Of course, Jan. 22 also happens to have been the second full day of Joe Biden’s presidency. Whatever the reason that Mackey’s prosecution was delayed until now, the fact is that the Justice Department kept quiet about it as long as an administration remained in office that was keen to undercut investigations into 2016 election inference and that later fired officials for debunking election disinformation in 2020. This doesn’t explain why the FBI picked up the thread again in early October, but the context—that the Justice Department filed a long-belated 2016 information operations case immediately after Trump left office—is hard to ignore.
Though Mackey’s alleged conduct is factually unrelated to the violence in the Capitol, there’s a thematic link between his prosecution and those of the Capitol rioters seeking to overturn Biden’s election. As Ross pointed out in an interview, “The attack on the Capitol was to disenfranchise voters who didn’t vote in a particular way, and it was organized largely online”—an echo of Mackey’s tweets. And the use of a Reconstruction-era statute to prosecute Mackey also recalls the conversation around the potential use of seditious conspiracy statutes—first passed in 1861 in response to the outbreak of the Civil War—to prosecute those in the Capitol mob.

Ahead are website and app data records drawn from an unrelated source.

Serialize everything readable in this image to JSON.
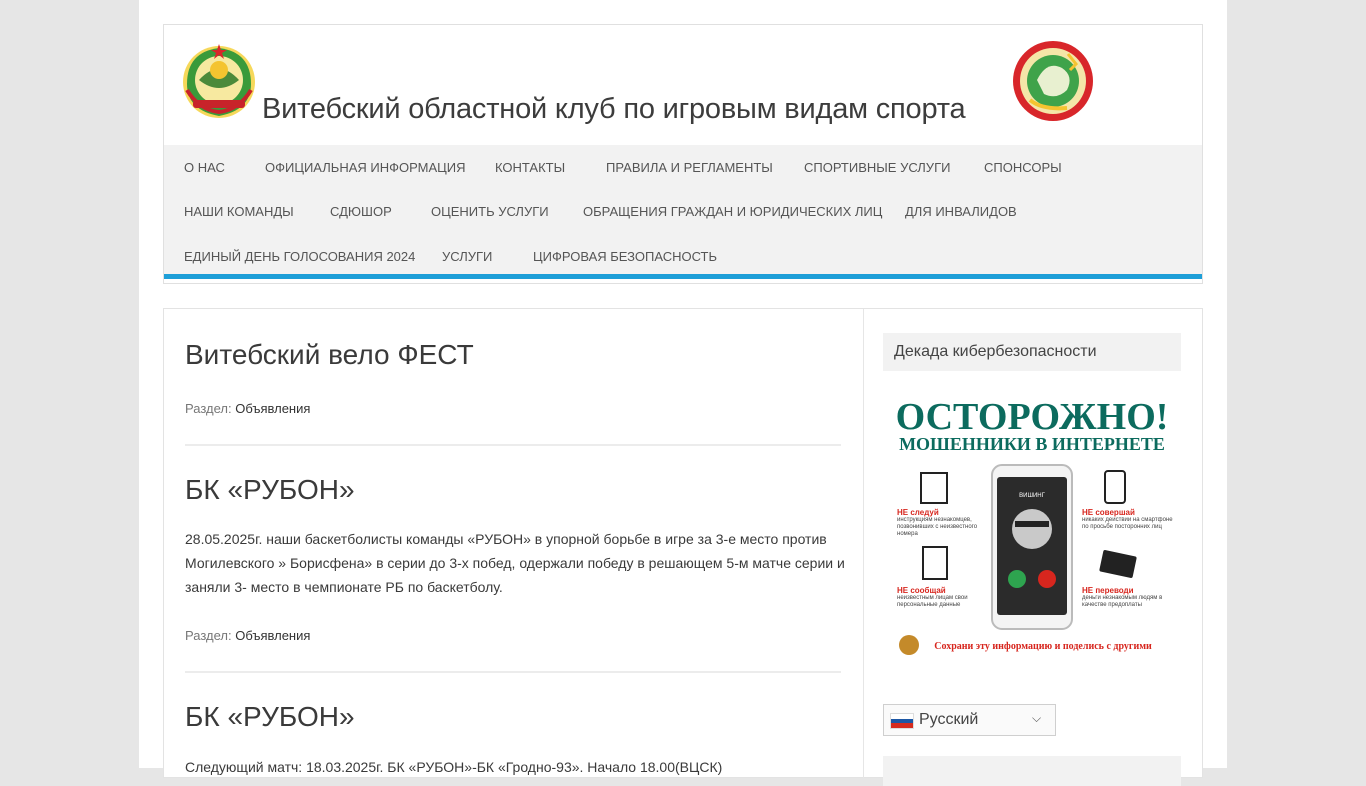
{
  "site": {
    "title": "Витебский областной клуб по игровым видам спорта"
  },
  "nav": {
    "items": [
      "О НАС",
      "ОФИЦИАЛЬНАЯ ИНФОРМАЦИЯ",
      "КОНТАКТЫ",
      "ПРАВИЛА И РЕГЛАМЕНТЫ",
      "СПОРТИВНЫЕ УСЛУГИ",
      "СПОНСОРЫ",
      "НАШИ КОМАНДЫ",
      "СДЮШОР",
      "ОЦЕНИТЬ УСЛУГИ",
      "ОБРАЩЕНИЯ ГРАЖДАН И ЮРИДИЧЕСКИХ ЛИЦ",
      "ДЛЯ ИНВАЛИДОВ",
      "ЕДИНЫЙ ДЕНЬ ГОЛОСОВАНИЯ 2024",
      "УСЛУГИ",
      "ЦИФРОВАЯ БЕЗОПАСНОСТЬ"
    ]
  },
  "posts": [
    {
      "title": "Витебский вело ФЕСТ",
      "text": "",
      "meta_label": "Раздел:",
      "category": "Объявления"
    },
    {
      "title": "БК «РУБОН»",
      "text": "28.05.2025г. наши баскетболисты команды «РУБОН» в упорной борьбе в игре за 3-е место против Могилевского » Борисфена» в серии до 3-х побед, одержали победу в решающем 5-м матче серии и заняли 3- место в чемпионате РБ по баскетболу.",
      "meta_label": "Раздел:",
      "category": "Объявления"
    },
    {
      "title": "БК «РУБОН»",
      "text": "Следующий матч: 18.03.2025г. БК «РУБОН»-БК «Гродно-93». Начало 18.00(ВЦСК)",
      "meta_label": "",
      "category": ""
    }
  ],
  "sidebar": {
    "widget_title": "Декада кибербезопасности",
    "banner": {
      "headline_1": "ОСТОРОЖНО!",
      "headline_2": "МОШЕННИКИ В ИНТЕРНЕТЕ",
      "phone_label": "ВИШИНГ",
      "tip1_red": "НЕ следуй",
      "tip1_text": "инструкциям незнакомцев, позвонивших с неизвестного номера",
      "tip2_red": "НЕ совершай",
      "tip2_text": "никаких действий на смартфоне по просьбе посторонних лиц",
      "tip3_red": "НЕ сообщай",
      "tip3_text": "неизвестным лицам свои персональные данные",
      "tip4_red": "НЕ переводи",
      "tip4_text": "деньги незнакомым людям в качестве предоплаты",
      "footer": "Сохрани эту информацию и поделись с другими",
      "green": "#0c6b5e",
      "red": "#d7261e"
    },
    "language": {
      "selected": "Русский"
    }
  },
  "colors": {
    "accent": "#1e9fd8",
    "nav_bg": "#f2f2f2"
  }
}
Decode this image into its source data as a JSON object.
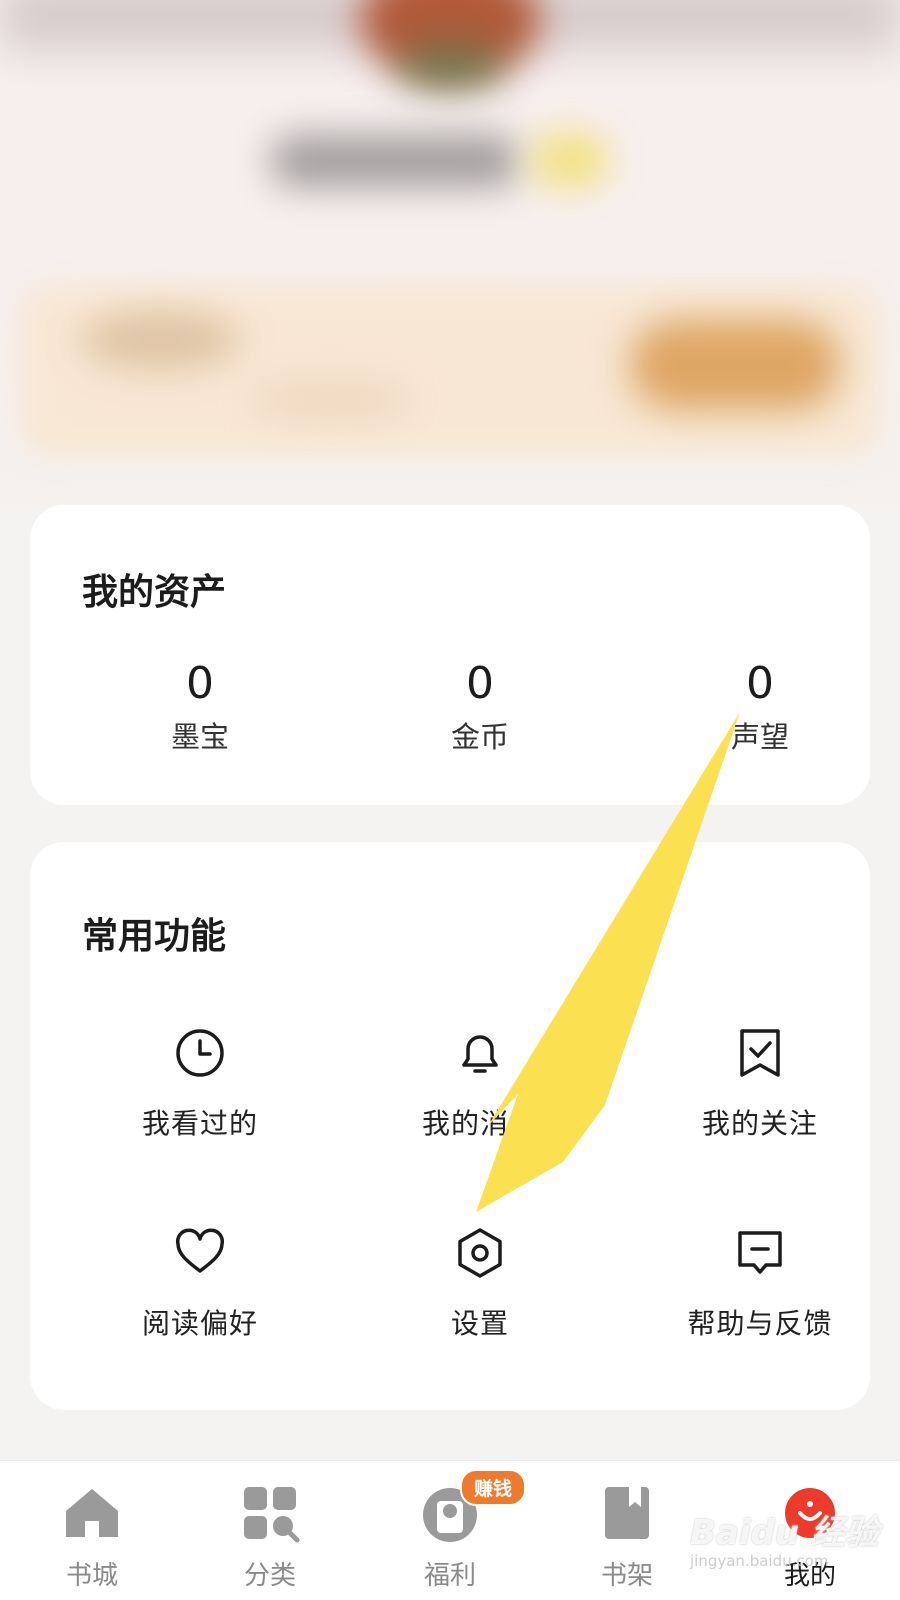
{
  "assets": {
    "title": "我的资产",
    "items": [
      {
        "value": "0",
        "label": "墨宝"
      },
      {
        "value": "0",
        "label": "金币"
      },
      {
        "value": "0",
        "label": "声望"
      }
    ]
  },
  "functions": {
    "title": "常用功能",
    "items": [
      {
        "label": "我看过的",
        "icon": "clock-icon"
      },
      {
        "label": "我的消息",
        "icon": "bell-icon"
      },
      {
        "label": "我的关注",
        "icon": "bookmark-check-icon"
      },
      {
        "label": "阅读偏好",
        "icon": "heart-icon"
      },
      {
        "label": "设置",
        "icon": "settings-hexagon-icon"
      },
      {
        "label": "帮助与反馈",
        "icon": "feedback-message-icon"
      }
    ]
  },
  "bottom_nav": {
    "items": [
      {
        "label": "书城",
        "icon": "home-icon"
      },
      {
        "label": "分类",
        "icon": "category-grid-icon"
      },
      {
        "label": "福利",
        "icon": "welfare-icon"
      },
      {
        "label": "书架",
        "icon": "bookshelf-icon"
      },
      {
        "label": "我的",
        "icon": "profile-icon"
      }
    ],
    "active": "我的",
    "earn_badge": "赚钱"
  },
  "annotation": {
    "color": "#fbe052"
  },
  "watermark": {
    "brand": "Baidu 经验",
    "url": "jingyan.baidu.com"
  }
}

From 2016 to 2020, the discussion around disinformation has shifted from a focus on false and misleading information from abroad to the lies that come from within the U.S. itself. The Capitol riot, and the months of lies by Trump about election integrity that led up to it, accelerated that shift. In a sense, the delay in charging Mackey reflects this change too. The federal government has moved from prosecuting Russian trolls for trying to suppress voting, and discourage Black voters in particular, to prosecuting an American for trying to do the same thing. But the fact that Mackey’s alleged conduct took place four years ago, and is only being charged now, is also a reminder that disinformation from within—and, along with it, an increasing disconnection from truth and increasing radicalization on the part of the American right—has always been the core of the problem, even if it’s only now being recognized as such.
That problem is not going away. The day that Mackey was charged, Fox News host Tucker Carlson featured Mackey’s case on his 9 p.m. show, arguing that “Joe Biden’s Justice Department” was unfairly persecuting Mackey for his political beliefs. Mackey, Carlson said, was just a “conservative journalist”; he had done nothing wrong. Carlson warned his viewers about the danger of jackbooted thugs silencing dissent under the Biden administration. “Arresting people for memes,” he said, “banning whole social media sites—a crackdown like this cannot help but create domestic extremism.”